Craig: Sometimes it’s easy to fall back on and get complacent and say, “I live in this place. The sunset is gorgeous every day, and there are all these things,” and in some ways, the living in an environment where you don’t have any assistance, where things are just natural, just normal, that [00:20:00] requires you to rise to the occasion. You have to find the meaning in the moments.
Andrew: Yeah, I definitely was like, “Okay, I’ve said I’m in this place, so what do I do in this place?” I guess there’s people here, and there’s beautiful people here. They have value. I believe that they’re created with an inherent value. Each person is unique and beautiful, so I felt this calling to devote myself to that, that I should … [00:20:30] in as much as I had lost everything else to live for, that I’d found a purpose in living for love, that I found that I feel that I have been loved. That moment of realizing, “I’ve been given so much-”

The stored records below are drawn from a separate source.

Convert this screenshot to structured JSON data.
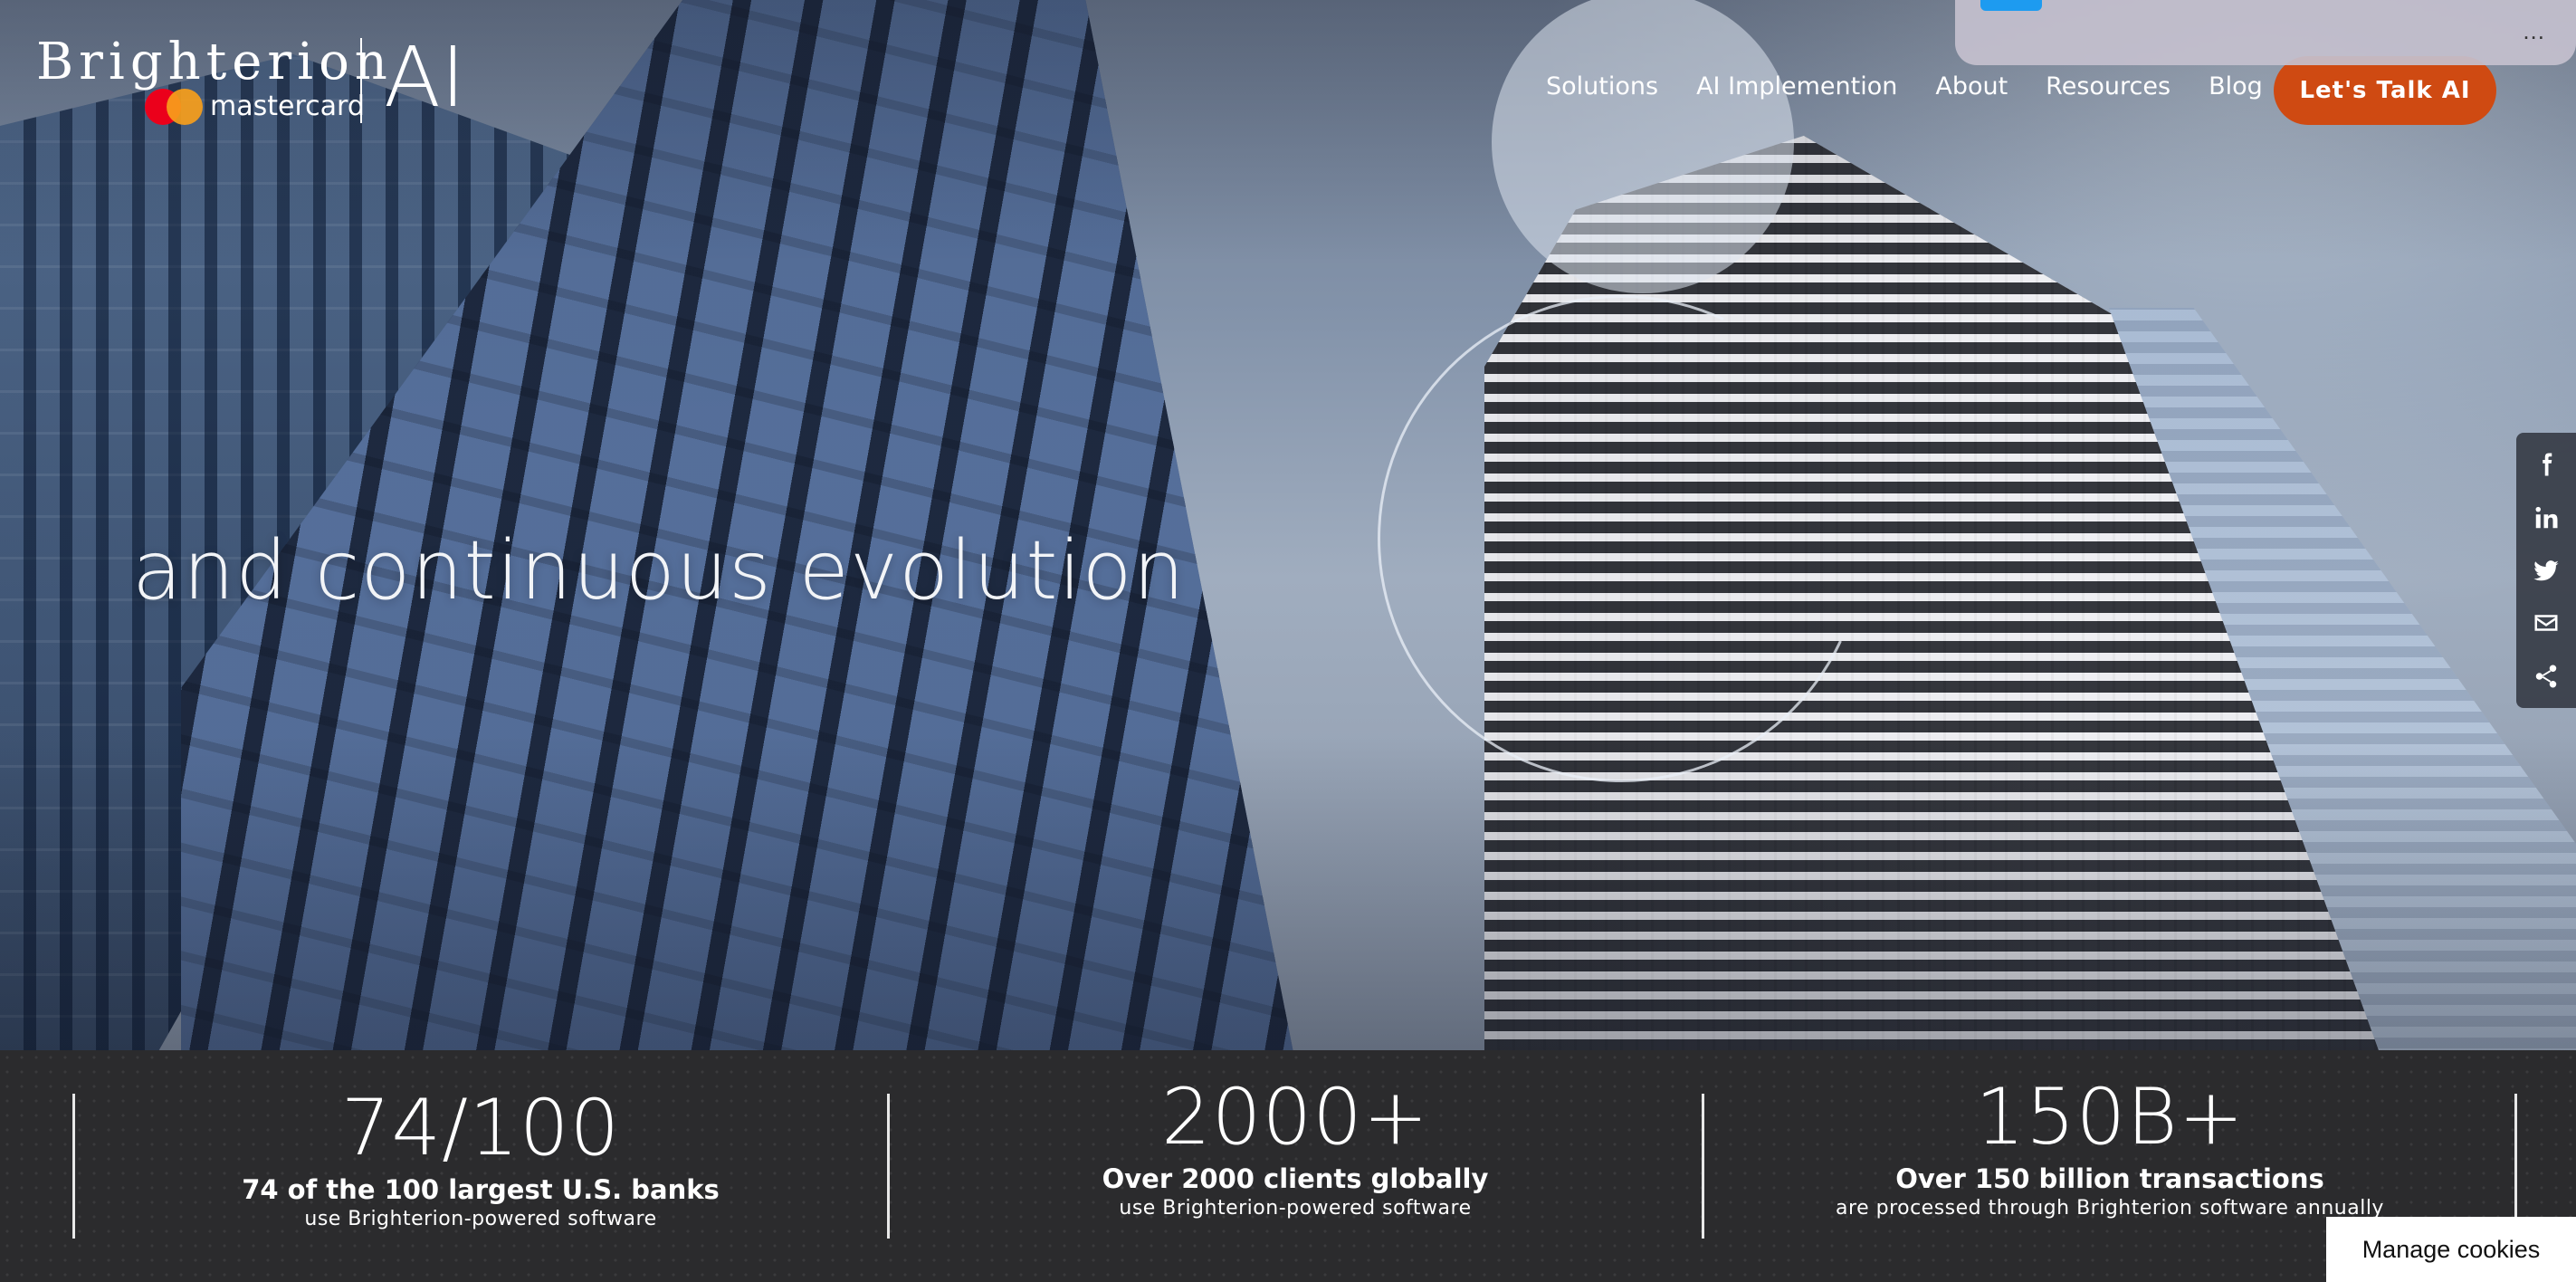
{
  "logo": {
    "brand": "Brighterion",
    "partner": "mastercard",
    "suffix": "AI"
  },
  "nav": {
    "items": [
      "Solutions",
      "AI Implemention",
      "About",
      "Resources",
      "Blog"
    ],
    "cta_label": "Let's Talk AI"
  },
  "hero": {
    "headline": "and continuous evolution"
  },
  "popup": {
    "more": "..."
  },
  "share": {
    "icons": [
      "facebook-icon",
      "linkedin-icon",
      "twitter-icon",
      "email-icon",
      "share-icon"
    ]
  },
  "stats": [
    {
      "number": "74/100",
      "title": "74 of the 100 largest U.S. banks",
      "sub": "use Brighterion-powered software"
    },
    {
      "number": "2000+",
      "title": "Over 2000 clients globally",
      "sub": "use Brighterion-powered software"
    },
    {
      "number": "150B+",
      "title": "Over 150 billion transactions",
      "sub": "are processed through Brighterion software annually"
    }
  ],
  "cookies": {
    "label": "Manage cookies"
  },
  "colors": {
    "accent": "#cf4a12",
    "stats_bg": "#2b2b2d",
    "mc_red": "#eb001b",
    "mc_yellow": "#f79e1b"
  }
}
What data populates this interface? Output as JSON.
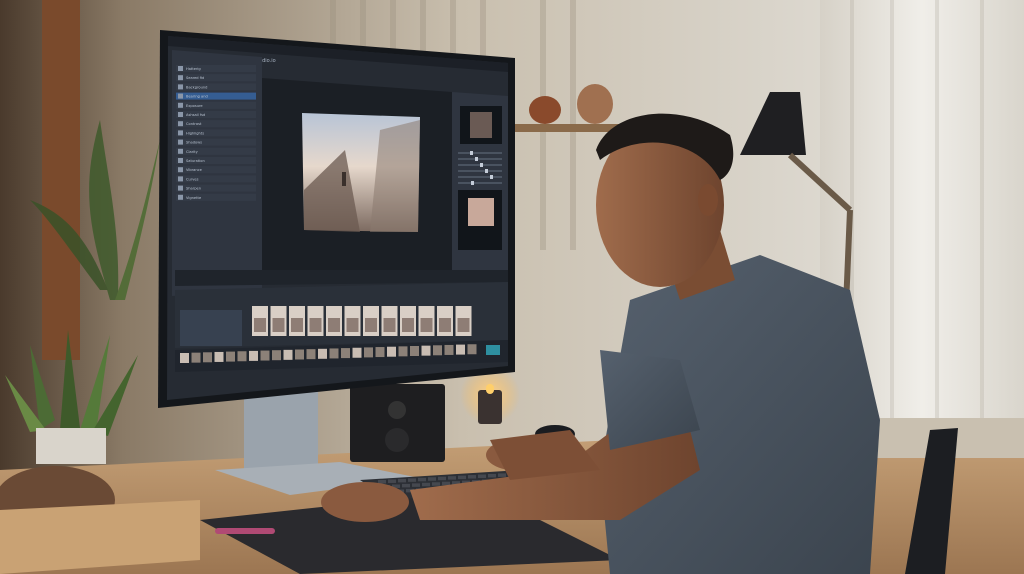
{
  "scene": {
    "description_colors": {
      "wall_left": "#5a4a3a",
      "wall_mid": "#cfc6b4",
      "window_light": "#e8e6e0",
      "desk_wood": "#b89368",
      "monitor_frame": "#1d2026",
      "editor_bg": "#262b33",
      "editor_panel": "#2f3540",
      "accent_blue": "#3b78c9",
      "shirt": "#4a5460",
      "skin": "#8a5a3f"
    }
  },
  "monitor": {
    "app_title": "Kodio.io",
    "layers": [
      "Hatterig",
      "Seared fid",
      "Background",
      "Bearing and",
      "Exposure",
      "Ashsail fsd",
      "Contrast",
      "Highlights",
      "Shadows",
      "Clarity",
      "Saturation",
      "Vibrance",
      "Curves",
      "Sharpen",
      "Vignette"
    ],
    "filmstrip_count": 12,
    "timeline_count": 26
  },
  "icons": {
    "plant": "snake-plant-icon",
    "lamp": "desk-lamp-icon",
    "candle": "candle-icon"
  }
}
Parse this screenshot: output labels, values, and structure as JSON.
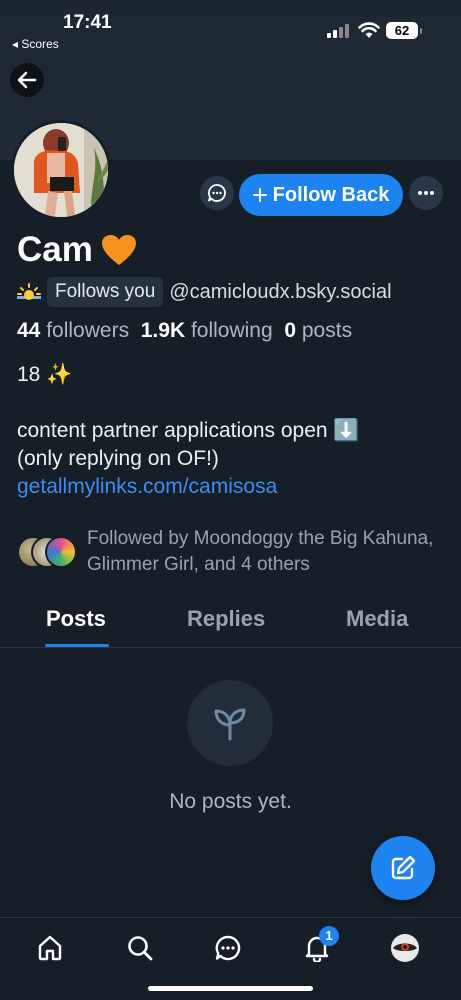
{
  "status_bar": {
    "time": "17:41",
    "back_app": "◂ Scores",
    "battery": "62"
  },
  "profile": {
    "display_name": "Cam",
    "name_emoji": "heart-orange-icon",
    "sun_emoji": "sunrise-icon",
    "follows_you": "Follows you",
    "handle": "@camicloudx.bsky.social",
    "followers_count": "44",
    "followers_label": "followers",
    "following_count": "1.9K",
    "following_label": "following",
    "posts_count": "0",
    "posts_label": "posts"
  },
  "bio": {
    "line1": "18 ✨",
    "line2": "content partner applications open ⬇️",
    "line3": "(only replying on OF!)",
    "link": "getallmylinks.com/camisosa"
  },
  "followed_by": {
    "text": "Followed by Moondoggy the Big Kahuna, Glimmer Girl, and 4 others"
  },
  "actions": {
    "follow_back": "Follow Back"
  },
  "tabs": [
    {
      "label": "Posts",
      "active": true
    },
    {
      "label": "Replies",
      "active": false
    },
    {
      "label": "Media",
      "active": false
    }
  ],
  "empty_state": {
    "text": "No posts yet."
  },
  "bottom_nav": {
    "notifications_badge": "1",
    "items": [
      "home-icon",
      "search-icon",
      "chat-icon",
      "bell-icon",
      "profile-avatar"
    ]
  },
  "colors": {
    "accent": "#1d83f0",
    "background": "#161e27",
    "link": "#3b8ff2"
  }
}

Craig: Yeah, look at everything I have. Everything’s been taken away, but I still have all of this, right?
Andrew: Yeah. It’s a gift of, if nothing else, breathing. I’ve been given this gift, so in return, as much as I’ve been loved by God, how can I love others? [00:21:00] That really started digging me into the idea of community here in this place with these people. How can I-
Craig: How can I be a good father? How can I be a good husband? How can I be a good community member? What would that look like?
Andrew: Right, yeah. How can I do that … Even if it’s hard, even if it’s not … Sometimes I feel like people aren’t participating or they’re even fighting me in a way. Sometimes people hurt you in relationships. Sometimes you’re trying … I feel like I’m trying [00:21:30] to build a community and people are almost fighting against me in that, but I think that’s part of it. I think that’s part of loving people, is being able to take whatever they throw at you.